Data records:
***

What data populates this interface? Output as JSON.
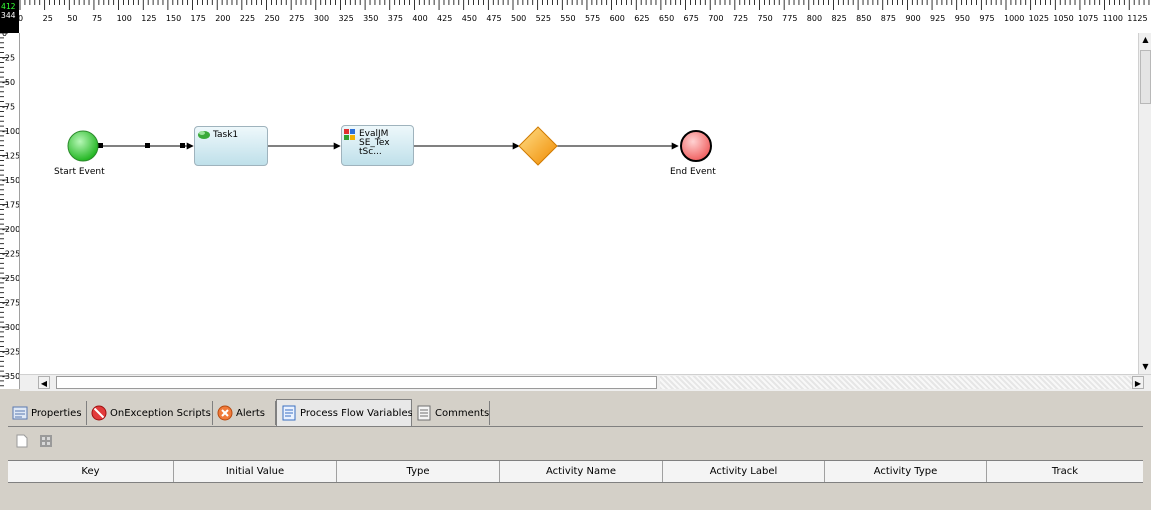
{
  "ruler": {
    "corner_x": "412",
    "corner_y": "344",
    "h_labels": [
      "0",
      "25",
      "50",
      "75",
      "100",
      "125",
      "150",
      "175",
      "200",
      "225",
      "250",
      "275",
      "300",
      "325",
      "350",
      "375",
      "400",
      "425",
      "450",
      "475",
      "500",
      "525",
      "550",
      "575",
      "600",
      "625",
      "650",
      "675",
      "700",
      "725",
      "750",
      "775",
      "800",
      "825",
      "850",
      "875",
      "900",
      "925",
      "950",
      "975",
      "1000",
      "1025",
      "1050",
      "1075",
      "1100",
      "1125"
    ],
    "v_labels": [
      "0",
      "-25",
      "-50",
      "-75",
      "-100",
      "-125",
      "-150",
      "-175",
      "-200",
      "-225",
      "-250",
      "-275",
      "-300",
      "-325",
      "-350"
    ]
  },
  "diagram": {
    "start_event_label": "Start Event",
    "task1_label": "Task1",
    "task2_label": "EvalJM\nSE_Tex\ntSc...",
    "end_event_label": "End Event",
    "colors": {
      "start": "#33cc33",
      "end": "#ff6b6b",
      "gateway": "#f5a623",
      "task_fill": "#c8e6ee"
    }
  },
  "tabs": [
    {
      "label": "Properties",
      "icon": "properties-icon"
    },
    {
      "label": "OnException Scripts",
      "icon": "no-entry-icon"
    },
    {
      "label": "Alerts",
      "icon": "alert-error-icon"
    },
    {
      "label": "Process Flow Variables",
      "icon": "variables-icon",
      "active": true
    },
    {
      "label": "Comments",
      "icon": "comments-icon"
    }
  ],
  "toolbar": {
    "new_icon": "new-document-icon",
    "delete_icon": "delete-grid-icon"
  },
  "table": {
    "columns": [
      "Key",
      "Initial Value",
      "Type",
      "Activity Name",
      "Activity Label",
      "Activity Type",
      "Track"
    ]
  }
}
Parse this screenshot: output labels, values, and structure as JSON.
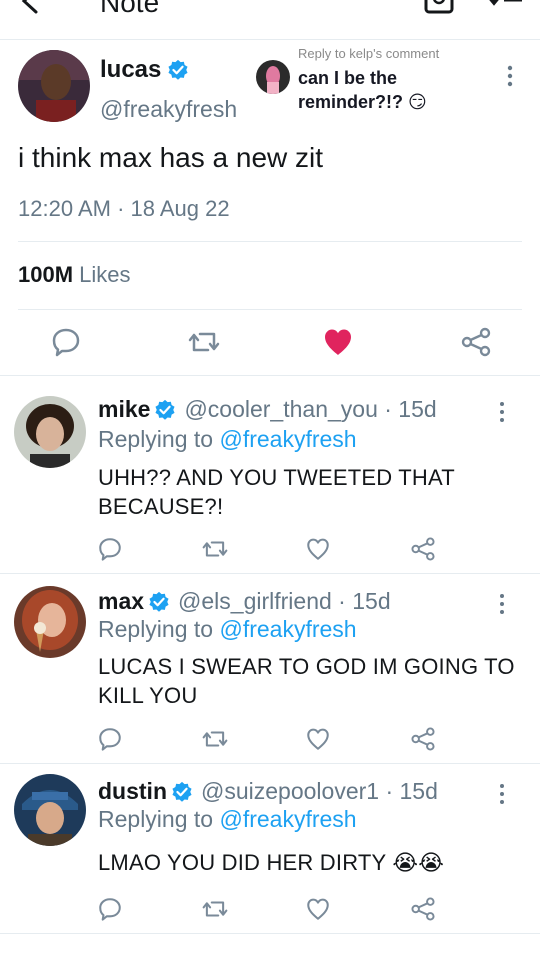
{
  "header": {
    "title": "Note",
    "back_icon": "chevron-left-icon",
    "icon1": "camera-frame-icon",
    "icon2": "sort-list-icon"
  },
  "popup": {
    "label": "Reply to kelp's comment",
    "text": "can I be the reminder?!? 😏"
  },
  "main_tweet": {
    "name": "lucas",
    "handle": "@freakyfresh",
    "text": "i think max has a new zit",
    "timestamp": "12:20 AM · 18 Aug 22",
    "likes_count": "100M",
    "likes_label": "Likes",
    "liked": true,
    "heart_color": "#e0245e"
  },
  "replies": [
    {
      "name": "mike",
      "handle": "@cooler_than_you · 15d",
      "replying_prefix": "Replying to",
      "replying_to": "@freakyfresh",
      "text": "UHH?? AND YOU TWEETED THAT BECAUSE?!"
    },
    {
      "name": "max",
      "handle": "@els_girlfriend · 15d",
      "replying_prefix": "Replying to",
      "replying_to": "@freakyfresh",
      "text": "LUCAS I SWEAR TO GOD IM GOING TO KILL YOU"
    },
    {
      "name": "dustin",
      "handle": "@suizepoolover1 · 15d",
      "replying_prefix": "Replying to",
      "replying_to": "@freakyfresh",
      "text": "LMAO YOU DID HER DIRTY 😭😭"
    }
  ],
  "colors": {
    "accent": "#1da1f2",
    "muted": "#657786",
    "divider": "#e6ecf0",
    "action_icon": "#7a8a99"
  }
}
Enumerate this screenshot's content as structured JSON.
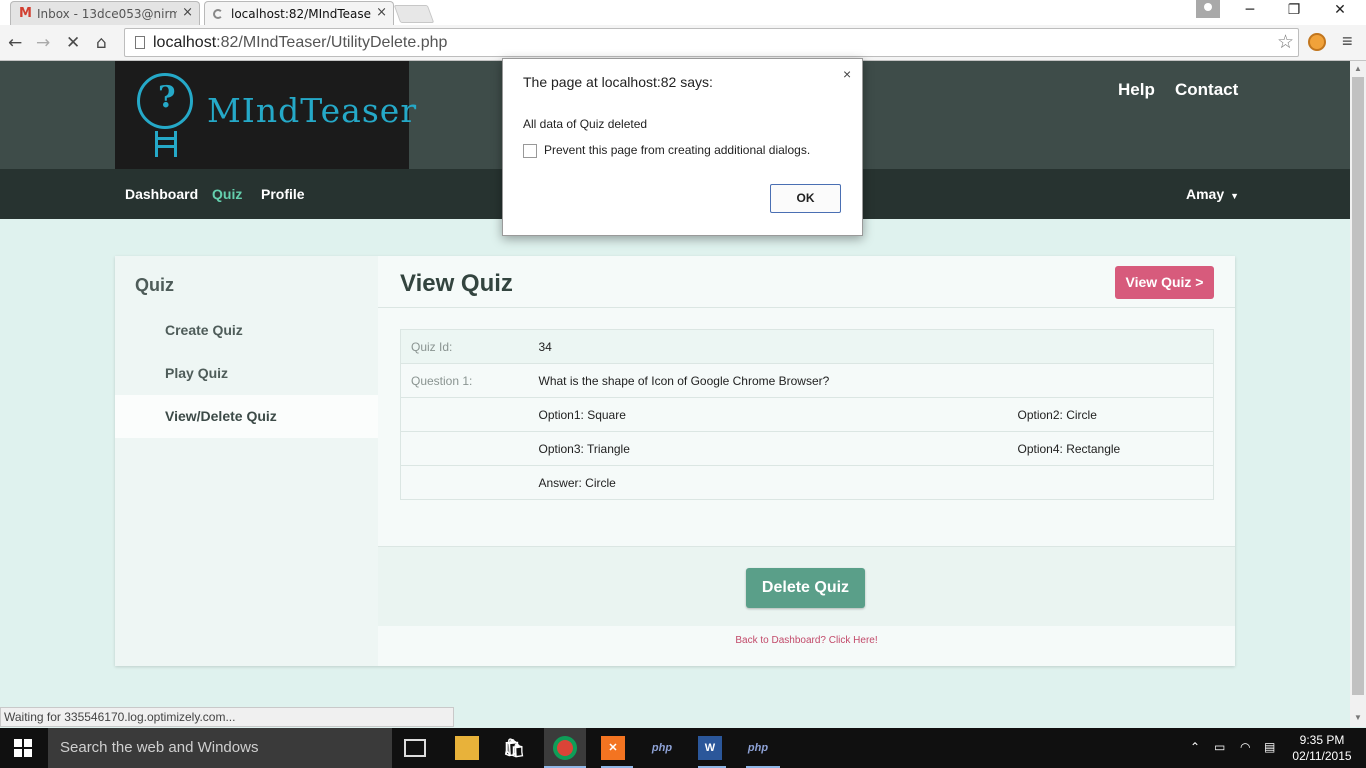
{
  "browser": {
    "tabs": [
      {
        "title": "Inbox - 13dce053@nirma",
        "close": "×"
      },
      {
        "title": "localhost:82/MIndTeaser/U",
        "close": "×"
      }
    ],
    "url_host": "localhost",
    "url_path": ":82/MIndTeaser/UtilityDelete.php",
    "window_buttons": {
      "minimize": "─",
      "restore": "❐",
      "close": "✕"
    }
  },
  "site": {
    "logo_text": "MIndTeaser",
    "top_links": [
      "Help",
      "Contact"
    ],
    "nav": {
      "items": [
        "Dashboard",
        "Quiz",
        "Profile"
      ],
      "active": "Quiz",
      "user": "Amay"
    }
  },
  "sidebar": {
    "title": "Quiz",
    "items": [
      "Create Quiz",
      "Play Quiz",
      "View/Delete Quiz"
    ],
    "selected": "View/Delete Quiz"
  },
  "main": {
    "title": "View Quiz",
    "view_button": "View Quiz >",
    "quiz": {
      "id_label": "Quiz Id:",
      "id_value": "34",
      "question_label": "Question 1:",
      "question": "What is the shape of Icon of Google Chrome Browser?",
      "option1": "Option1: Square",
      "option2": "Option2: Circle",
      "option3": "Option3: Triangle",
      "option4": "Option4: Rectangle",
      "answer": "Answer: Circle"
    },
    "delete_button": "Delete Quiz",
    "back_link": "Back to Dashboard? Click Here!"
  },
  "dialog": {
    "title": "The page at localhost:82 says:",
    "message": "All data of Quiz deleted",
    "checkbox_label": "Prevent this page from creating additional dialogs.",
    "ok": "OK",
    "close": "×"
  },
  "status": "Waiting for 335546170.log.optimizely.com...",
  "taskbar": {
    "search_placeholder": "Search the web and Windows",
    "time": "9:35 PM",
    "date": "02/11/2015"
  }
}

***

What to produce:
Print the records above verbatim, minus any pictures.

The answer:
What data populates this interface? Output as JSON.
{
  "ruler": {
    "corner_x": "412",
    "corner_y": "344",
    "h_labels": [
      "0",
      "25",
      "50",
      "75",
      "100",
      "125",
      "150",
      "175",
      "200",
      "225",
      "250",
      "275",
      "300",
      "325",
      "350",
      "375",
      "400",
      "425",
      "450",
      "475",
      "500",
      "525",
      "550",
      "575",
      "600",
      "625",
      "650",
      "675",
      "700",
      "725",
      "750",
      "775",
      "800",
      "825",
      "850",
      "875",
      "900",
      "925",
      "950",
      "975",
      "1000",
      "1025",
      "1050",
      "1075",
      "1100",
      "1125"
    ],
    "v_labels": [
      "0",
      "-25",
      "-50",
      "-75",
      "-100",
      "-125",
      "-150",
      "-175",
      "-200",
      "-225",
      "-250",
      "-275",
      "-300",
      "-325",
      "-350"
    ]
  },
  "diagram": {
    "start_event_label": "Start Event",
    "task1_label": "Task1",
    "task2_label": "EvalJM\nSE_Tex\ntSc...",
    "end_event_label": "End Event",
    "colors": {
      "start": "#33cc33",
      "end": "#ff6b6b",
      "gateway": "#f5a623",
      "task_fill": "#c8e6ee"
    }
  },
  "tabs": [
    {
      "label": "Properties",
      "icon": "properties-icon"
    },
    {
      "label": "OnException Scripts",
      "icon": "no-entry-icon"
    },
    {
      "label": "Alerts",
      "icon": "alert-error-icon"
    },
    {
      "label": "Process Flow Variables",
      "icon": "variables-icon",
      "active": true
    },
    {
      "label": "Comments",
      "icon": "comments-icon"
    }
  ],
  "toolbar": {
    "new_icon": "new-document-icon",
    "delete_icon": "delete-grid-icon"
  },
  "table": {
    "columns": [
      "Key",
      "Initial Value",
      "Type",
      "Activity Name",
      "Activity Label",
      "Activity Type",
      "Track"
    ]
  }
}
Parse this screenshot: output labels, values, and structure as JSON.
{
  "header": {
    "title": "Note",
    "back_icon": "chevron-left-icon",
    "icon1": "camera-frame-icon",
    "icon2": "sort-list-icon"
  },
  "popup": {
    "label": "Reply to kelp's comment",
    "text": "can I be the reminder?!? 😏"
  },
  "main_tweet": {
    "name": "lucas",
    "handle": "@freakyfresh",
    "text": "i think max has a new zit",
    "timestamp": "12:20 AM · 18 Aug 22",
    "likes_count": "100M",
    "likes_label": "Likes",
    "liked": true,
    "heart_color": "#e0245e"
  },
  "replies": [
    {
      "name": "mike",
      "handle": "@cooler_than_you · 15d",
      "replying_prefix": "Replying to",
      "replying_to": "@freakyfresh",
      "text": "UHH?? AND YOU TWEETED THAT BECAUSE?!"
    },
    {
      "name": "max",
      "handle": "@els_girlfriend · 15d",
      "replying_prefix": "Replying to",
      "replying_to": "@freakyfresh",
      "text": "LUCAS I SWEAR TO GOD IM GOING TO KILL YOU"
    },
    {
      "name": "dustin",
      "handle": "@suizepoolover1 · 15d",
      "replying_prefix": "Replying to",
      "replying_to": "@freakyfresh",
      "text": "LMAO YOU DID HER DIRTY 😭😭"
    }
  ],
  "colors": {
    "accent": "#1da1f2",
    "muted": "#657786",
    "divider": "#e6ecf0",
    "action_icon": "#7a8a99"
  }
}
Enumerate this screenshot's content as structured JSON.
{
  "browser": {
    "tabs": [
      {
        "title": "Inbox - 13dce053@nirma",
        "close": "×"
      },
      {
        "title": "localhost:82/MIndTeaser/U",
        "close": "×"
      }
    ],
    "url_host": "localhost",
    "url_path": ":82/MIndTeaser/UtilityDelete.php",
    "window_buttons": {
      "minimize": "─",
      "restore": "❐",
      "close": "✕"
    }
  },
  "site": {
    "logo_text": "MIndTeaser",
    "top_links": [
      "Help",
      "Contact"
    ],
    "nav": {
      "items": [
        "Dashboard",
        "Quiz",
        "Profile"
      ],
      "active": "Quiz",
      "user": "Amay"
    }
  },
  "sidebar": {
    "title": "Quiz",
    "items": [
      "Create Quiz",
      "Play Quiz",
      "View/Delete Quiz"
    ],
    "selected": "View/Delete Quiz"
  },
  "main": {
    "title": "View Quiz",
    "view_button": "View Quiz >",
    "quiz": {
      "id_label": "Quiz Id:",
      "id_value": "34",
      "question_label": "Question 1:",
      "question": "What is the shape of Icon of Google Chrome Browser?",
      "option1": "Option1: Square",
      "option2": "Option2: Circle",
      "option3": "Option3: Triangle",
      "option4": "Option4: Rectangle",
      "answer": "Answer: Circle"
    },
    "delete_button": "Delete Quiz",
    "back_link": "Back to Dashboard? Click Here!"
  },
  "dialog": {
    "title": "The page at localhost:82 says:",
    "message": "All data of Quiz deleted",
    "checkbox_label": "Prevent this page from creating additional dialogs.",
    "ok": "OK",
    "close": "×"
  },
  "status": "Waiting for 335546170.log.optimizely.com...",
  "taskbar": {
    "search_placeholder": "Search the web and Windows",
    "time": "9:35 PM",
    "date": "02/11/2015"
  }
}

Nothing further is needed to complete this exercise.